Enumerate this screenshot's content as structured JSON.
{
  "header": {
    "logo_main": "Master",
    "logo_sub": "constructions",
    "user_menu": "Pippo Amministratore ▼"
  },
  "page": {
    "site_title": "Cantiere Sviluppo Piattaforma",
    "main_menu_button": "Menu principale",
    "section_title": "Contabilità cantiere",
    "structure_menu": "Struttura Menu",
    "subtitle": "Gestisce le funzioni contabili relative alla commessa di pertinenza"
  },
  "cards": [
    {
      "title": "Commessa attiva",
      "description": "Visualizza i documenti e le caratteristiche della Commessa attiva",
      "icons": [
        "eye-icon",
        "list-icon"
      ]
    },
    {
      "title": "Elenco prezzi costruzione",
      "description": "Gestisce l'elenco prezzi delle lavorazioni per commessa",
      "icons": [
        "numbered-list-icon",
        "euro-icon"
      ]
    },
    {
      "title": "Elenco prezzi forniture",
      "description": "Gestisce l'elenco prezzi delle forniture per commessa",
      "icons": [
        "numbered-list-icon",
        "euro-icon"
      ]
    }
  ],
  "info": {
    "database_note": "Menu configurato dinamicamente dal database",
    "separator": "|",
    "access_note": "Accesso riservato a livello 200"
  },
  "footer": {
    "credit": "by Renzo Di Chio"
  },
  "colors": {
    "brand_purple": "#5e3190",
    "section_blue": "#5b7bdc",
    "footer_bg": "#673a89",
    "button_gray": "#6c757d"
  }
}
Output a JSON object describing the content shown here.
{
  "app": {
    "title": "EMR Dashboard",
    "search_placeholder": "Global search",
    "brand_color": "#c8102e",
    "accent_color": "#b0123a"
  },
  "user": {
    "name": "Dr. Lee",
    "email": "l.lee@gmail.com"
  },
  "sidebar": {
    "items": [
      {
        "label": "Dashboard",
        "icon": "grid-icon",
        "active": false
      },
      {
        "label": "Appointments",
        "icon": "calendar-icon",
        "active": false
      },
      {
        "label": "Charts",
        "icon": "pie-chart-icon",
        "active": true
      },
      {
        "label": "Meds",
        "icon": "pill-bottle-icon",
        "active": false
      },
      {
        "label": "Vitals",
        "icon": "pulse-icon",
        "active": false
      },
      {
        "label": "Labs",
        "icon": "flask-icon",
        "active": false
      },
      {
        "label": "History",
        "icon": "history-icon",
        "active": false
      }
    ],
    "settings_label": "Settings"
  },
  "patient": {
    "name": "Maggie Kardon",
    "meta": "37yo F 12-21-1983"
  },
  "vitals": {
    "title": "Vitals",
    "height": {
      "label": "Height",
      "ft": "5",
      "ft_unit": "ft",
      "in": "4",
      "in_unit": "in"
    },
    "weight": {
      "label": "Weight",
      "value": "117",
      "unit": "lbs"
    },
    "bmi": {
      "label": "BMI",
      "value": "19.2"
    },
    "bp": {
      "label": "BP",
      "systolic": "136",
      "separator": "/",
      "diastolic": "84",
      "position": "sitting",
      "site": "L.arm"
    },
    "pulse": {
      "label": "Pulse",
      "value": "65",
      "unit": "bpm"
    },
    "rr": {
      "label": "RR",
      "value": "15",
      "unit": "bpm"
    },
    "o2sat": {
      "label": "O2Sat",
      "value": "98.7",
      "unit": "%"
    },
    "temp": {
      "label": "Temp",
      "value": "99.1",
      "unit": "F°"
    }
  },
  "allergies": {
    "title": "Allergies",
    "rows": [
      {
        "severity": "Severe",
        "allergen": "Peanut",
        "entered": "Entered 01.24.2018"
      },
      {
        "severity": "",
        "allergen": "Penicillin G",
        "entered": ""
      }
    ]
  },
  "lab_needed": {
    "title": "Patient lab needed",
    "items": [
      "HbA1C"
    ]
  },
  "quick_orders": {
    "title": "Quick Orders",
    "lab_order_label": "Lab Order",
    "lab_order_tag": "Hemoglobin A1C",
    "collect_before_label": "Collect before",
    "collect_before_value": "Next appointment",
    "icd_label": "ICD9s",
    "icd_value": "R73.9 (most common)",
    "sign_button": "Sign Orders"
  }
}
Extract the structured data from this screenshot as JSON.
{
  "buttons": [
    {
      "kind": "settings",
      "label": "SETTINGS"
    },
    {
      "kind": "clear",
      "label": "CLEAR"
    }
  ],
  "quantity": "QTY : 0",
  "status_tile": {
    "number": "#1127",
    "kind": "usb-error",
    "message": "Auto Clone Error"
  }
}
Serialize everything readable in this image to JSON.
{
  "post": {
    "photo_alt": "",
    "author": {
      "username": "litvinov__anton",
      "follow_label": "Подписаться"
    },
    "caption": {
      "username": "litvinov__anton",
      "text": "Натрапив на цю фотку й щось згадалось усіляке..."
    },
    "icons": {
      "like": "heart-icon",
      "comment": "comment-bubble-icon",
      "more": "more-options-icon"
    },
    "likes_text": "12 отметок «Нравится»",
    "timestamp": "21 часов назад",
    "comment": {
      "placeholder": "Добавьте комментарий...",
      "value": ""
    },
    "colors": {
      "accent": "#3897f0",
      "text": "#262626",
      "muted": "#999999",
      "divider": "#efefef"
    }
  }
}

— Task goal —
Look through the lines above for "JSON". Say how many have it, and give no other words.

— Completed exercise —
4